**What to work on:** Using the listing below, copy every line that mentions "Sessions".
*** Opening of Extracted records ***
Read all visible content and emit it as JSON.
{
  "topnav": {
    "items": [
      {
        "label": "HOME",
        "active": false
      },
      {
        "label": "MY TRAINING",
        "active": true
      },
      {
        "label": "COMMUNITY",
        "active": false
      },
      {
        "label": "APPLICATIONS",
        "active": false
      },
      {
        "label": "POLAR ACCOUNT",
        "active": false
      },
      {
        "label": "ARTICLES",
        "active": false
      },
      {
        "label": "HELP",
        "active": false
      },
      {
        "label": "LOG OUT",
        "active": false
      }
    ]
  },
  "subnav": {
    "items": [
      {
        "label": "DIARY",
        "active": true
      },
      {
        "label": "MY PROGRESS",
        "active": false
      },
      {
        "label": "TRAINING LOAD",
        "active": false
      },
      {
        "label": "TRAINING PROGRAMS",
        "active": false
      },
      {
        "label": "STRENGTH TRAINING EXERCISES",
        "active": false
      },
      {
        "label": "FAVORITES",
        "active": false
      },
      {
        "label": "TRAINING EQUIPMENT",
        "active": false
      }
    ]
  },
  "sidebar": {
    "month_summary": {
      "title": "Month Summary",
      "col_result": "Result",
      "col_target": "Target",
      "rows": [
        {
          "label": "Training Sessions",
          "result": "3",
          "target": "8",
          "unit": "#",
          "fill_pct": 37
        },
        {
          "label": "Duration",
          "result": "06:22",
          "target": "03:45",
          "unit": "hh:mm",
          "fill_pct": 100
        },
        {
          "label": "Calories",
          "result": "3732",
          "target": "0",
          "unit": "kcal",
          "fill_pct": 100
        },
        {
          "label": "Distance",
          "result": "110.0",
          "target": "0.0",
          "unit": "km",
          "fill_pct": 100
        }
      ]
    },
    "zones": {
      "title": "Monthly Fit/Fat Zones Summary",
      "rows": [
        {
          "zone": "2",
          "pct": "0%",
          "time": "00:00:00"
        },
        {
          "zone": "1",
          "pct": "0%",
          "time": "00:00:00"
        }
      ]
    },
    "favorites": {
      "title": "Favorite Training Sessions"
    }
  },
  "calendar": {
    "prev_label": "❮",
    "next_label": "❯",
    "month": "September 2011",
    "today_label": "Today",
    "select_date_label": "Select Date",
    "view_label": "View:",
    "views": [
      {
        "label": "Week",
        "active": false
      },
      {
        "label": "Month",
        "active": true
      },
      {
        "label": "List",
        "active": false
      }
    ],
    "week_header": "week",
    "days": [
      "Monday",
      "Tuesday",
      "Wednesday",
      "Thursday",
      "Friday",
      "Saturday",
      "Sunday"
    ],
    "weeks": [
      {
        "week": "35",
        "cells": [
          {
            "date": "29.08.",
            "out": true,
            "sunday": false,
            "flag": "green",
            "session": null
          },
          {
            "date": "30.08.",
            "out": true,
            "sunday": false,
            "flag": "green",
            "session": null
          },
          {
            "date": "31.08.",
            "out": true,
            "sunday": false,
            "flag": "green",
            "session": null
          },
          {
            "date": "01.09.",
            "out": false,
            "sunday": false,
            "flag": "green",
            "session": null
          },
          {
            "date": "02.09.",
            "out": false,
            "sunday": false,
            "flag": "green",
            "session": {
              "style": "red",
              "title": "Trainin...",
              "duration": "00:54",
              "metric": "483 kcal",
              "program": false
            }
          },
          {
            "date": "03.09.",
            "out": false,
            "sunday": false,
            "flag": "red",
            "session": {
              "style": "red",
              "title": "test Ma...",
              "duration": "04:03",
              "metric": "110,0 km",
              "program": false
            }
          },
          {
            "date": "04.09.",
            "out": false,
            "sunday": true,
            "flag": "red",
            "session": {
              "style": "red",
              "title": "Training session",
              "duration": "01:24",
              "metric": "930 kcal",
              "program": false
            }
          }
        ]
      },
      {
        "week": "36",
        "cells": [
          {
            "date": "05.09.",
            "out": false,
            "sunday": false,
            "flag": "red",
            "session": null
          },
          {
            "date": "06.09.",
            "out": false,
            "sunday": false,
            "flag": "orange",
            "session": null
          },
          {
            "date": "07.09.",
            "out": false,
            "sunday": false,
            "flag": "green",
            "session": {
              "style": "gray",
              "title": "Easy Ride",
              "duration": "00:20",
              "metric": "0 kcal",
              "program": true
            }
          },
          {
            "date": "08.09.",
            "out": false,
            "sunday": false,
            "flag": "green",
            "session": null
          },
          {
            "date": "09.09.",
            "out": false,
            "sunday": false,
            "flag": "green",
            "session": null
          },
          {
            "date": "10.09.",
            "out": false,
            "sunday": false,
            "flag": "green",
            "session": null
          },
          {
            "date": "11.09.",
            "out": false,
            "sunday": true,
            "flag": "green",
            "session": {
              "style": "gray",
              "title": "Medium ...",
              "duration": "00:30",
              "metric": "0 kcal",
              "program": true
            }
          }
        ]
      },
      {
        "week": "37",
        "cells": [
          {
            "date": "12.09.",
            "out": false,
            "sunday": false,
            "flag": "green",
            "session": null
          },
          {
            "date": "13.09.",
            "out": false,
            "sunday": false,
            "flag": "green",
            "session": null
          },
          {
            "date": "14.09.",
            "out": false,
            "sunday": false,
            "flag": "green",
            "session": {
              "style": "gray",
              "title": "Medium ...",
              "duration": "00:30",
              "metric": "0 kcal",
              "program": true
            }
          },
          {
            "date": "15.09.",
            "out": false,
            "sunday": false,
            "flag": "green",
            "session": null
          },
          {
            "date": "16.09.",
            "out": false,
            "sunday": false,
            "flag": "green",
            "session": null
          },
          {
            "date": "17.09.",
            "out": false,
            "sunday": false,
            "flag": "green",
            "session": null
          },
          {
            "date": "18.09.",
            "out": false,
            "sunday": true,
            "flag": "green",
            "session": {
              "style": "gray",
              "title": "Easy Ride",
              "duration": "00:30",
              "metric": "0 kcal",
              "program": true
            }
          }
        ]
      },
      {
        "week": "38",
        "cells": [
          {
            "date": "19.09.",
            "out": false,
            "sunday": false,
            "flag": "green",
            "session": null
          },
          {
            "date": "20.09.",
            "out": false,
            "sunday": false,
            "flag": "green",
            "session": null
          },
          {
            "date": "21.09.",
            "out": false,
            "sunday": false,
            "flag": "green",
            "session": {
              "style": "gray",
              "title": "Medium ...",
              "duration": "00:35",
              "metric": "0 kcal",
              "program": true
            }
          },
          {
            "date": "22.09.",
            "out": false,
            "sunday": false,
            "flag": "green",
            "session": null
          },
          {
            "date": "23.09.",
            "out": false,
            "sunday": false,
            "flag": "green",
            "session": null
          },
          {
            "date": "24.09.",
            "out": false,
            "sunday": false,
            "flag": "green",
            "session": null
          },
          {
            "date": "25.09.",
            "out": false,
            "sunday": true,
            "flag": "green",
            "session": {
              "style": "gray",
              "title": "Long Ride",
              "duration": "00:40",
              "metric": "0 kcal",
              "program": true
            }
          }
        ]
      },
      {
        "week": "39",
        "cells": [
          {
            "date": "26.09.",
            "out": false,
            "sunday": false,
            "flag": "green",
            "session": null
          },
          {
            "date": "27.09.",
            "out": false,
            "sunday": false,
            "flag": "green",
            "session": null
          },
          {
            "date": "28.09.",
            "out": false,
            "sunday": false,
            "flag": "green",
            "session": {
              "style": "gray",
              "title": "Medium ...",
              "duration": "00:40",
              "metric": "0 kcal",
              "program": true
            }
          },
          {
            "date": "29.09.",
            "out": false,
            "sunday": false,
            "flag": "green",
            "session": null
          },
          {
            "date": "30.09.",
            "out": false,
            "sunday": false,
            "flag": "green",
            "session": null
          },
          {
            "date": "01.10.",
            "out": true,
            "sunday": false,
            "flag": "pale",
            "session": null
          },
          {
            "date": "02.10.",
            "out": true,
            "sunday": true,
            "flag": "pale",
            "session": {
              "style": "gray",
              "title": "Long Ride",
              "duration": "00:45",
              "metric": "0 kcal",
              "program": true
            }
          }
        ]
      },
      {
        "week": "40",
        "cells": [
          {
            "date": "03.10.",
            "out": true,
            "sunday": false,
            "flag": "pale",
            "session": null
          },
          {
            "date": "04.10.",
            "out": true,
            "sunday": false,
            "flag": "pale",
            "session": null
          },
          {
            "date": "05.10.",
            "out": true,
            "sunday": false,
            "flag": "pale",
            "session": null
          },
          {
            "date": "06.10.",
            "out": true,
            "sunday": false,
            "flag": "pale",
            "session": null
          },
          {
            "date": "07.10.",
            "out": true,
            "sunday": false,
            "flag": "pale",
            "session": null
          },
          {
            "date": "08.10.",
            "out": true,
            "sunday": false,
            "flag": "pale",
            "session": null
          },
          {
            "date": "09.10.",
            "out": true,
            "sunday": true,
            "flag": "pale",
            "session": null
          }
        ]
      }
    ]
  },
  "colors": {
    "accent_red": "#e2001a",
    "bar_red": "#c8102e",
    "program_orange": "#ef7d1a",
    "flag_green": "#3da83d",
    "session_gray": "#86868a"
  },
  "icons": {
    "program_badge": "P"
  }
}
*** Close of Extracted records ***
**Expected answer:**
          "label": "Training Sessions",
      "title": "Favorite Training Sessions"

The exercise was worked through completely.